A RECENT trip to Northumberland reminded me how a few hours' drive can, in terms of nature, take you into an entirely different world.

Our week was spent in a holiday cottage overlooking Budle Bay, part of the Lindisfarne National Nature Reserve. On our first afternoon we walked south from our holiday cottage along a deserted beach, towards the famous castle of Bamburgh - one of England's most dramatically situated fortifications.

As we skirted the bay thousands of wading birds were teasing out tasty morsels from the mudflats, fuel for long journeys ahead. Excited parties of Arctic terns darted about above them, plunging into the water to claim larger prizes.

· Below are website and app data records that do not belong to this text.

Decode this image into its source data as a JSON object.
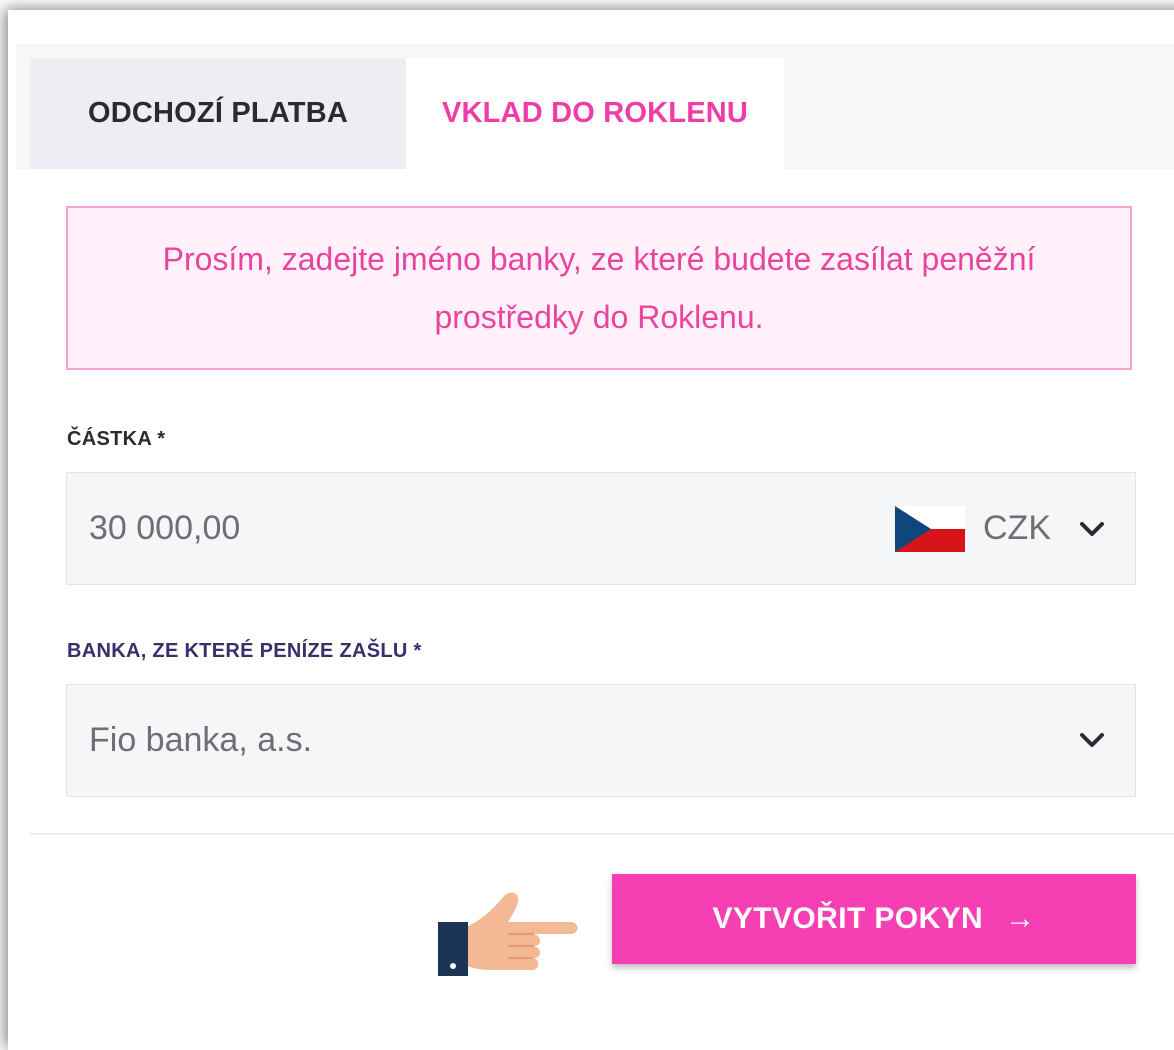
{
  "tabs": [
    {
      "label": "ODCHOZÍ PLATBA",
      "active": false
    },
    {
      "label": "VKLAD DO ROKLENU",
      "active": true
    }
  ],
  "alert": {
    "line1": "Prosím, zadejte jméno banky, ze které budete zasílat peněžní",
    "line2": "prostředky do Roklenu."
  },
  "amount": {
    "label": "ČÁSTKA *",
    "value": "30 000,00",
    "currency": "CZK",
    "currency_flag_icon": "czech-flag-icon"
  },
  "bank": {
    "label": "BANKA, ZE KTERÉ PENÍZE ZAŠLU *",
    "value": "Fio banka, a.s."
  },
  "submit": {
    "label": "VYTVOŘIT POKYN",
    "arrow": "→"
  },
  "colors": {
    "accent": "#f53fb3",
    "accent_text": "#f03ca6",
    "alert_bg": "#fff0fa",
    "alert_border": "#f5a3d2",
    "field_bg": "#f5f6f7"
  }
}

The beach welcomed us with special plants, adapted to life in the sand with little fresh water. These included the pleasingly named prickly saltwort and the lavender-flowered sea rocket, which smelled of honey.

Just offshore groups of eider ducks - known locally as 'Cuddy's chickens' - were loafing on the water's surface, their gentle coos soothing us to approach closer.

Beyond the surf two seals bobbed about in the turquoise water, revelling in their buoyancy and their finely honed fishing skills. They looked so relaxed, and pups will soon be on their way.

As we looked back towards the tiny hamlet where we were staying an extraordinary sky revealed itself. Dramatic, yet delicately coloured; brash, yet beautiful.

Although most of us feel the lunar influence mainly through its nocturnal moonshine, in Northumberland our satellite's presence is more keenly felt through the great tidal ranges of the bays and estuaries which drain into the North Sea.

Our cottage overlooking Budle Bay afforded special privileges to those who wish to appreciate the multitude of habitats that are uncovered as the sea recedes - as the moon permits.

Deep water accommodating ducks and geese become shallow pools for fishing terns, and then expansive mudflats for the wading birds which seek invertebrates among the sediments. There is great diversity in the gradation of feeding opportunities presented by water on the move.

We slept with our windows open, allowing the sounds of the bay to lull us to sleep. One night the moon shone brightly in the east for much of the night. It cast light on moving water below that was itself propelled by lunar forces, creating variety and change for nature.

Illuminated by natural floodlights, a thousand pairs of tiny feet began the search for a late dinner, sure in the knowledge that their time was limited.


Wharfedale Naturalists' Society

[Photo by Amanda Best]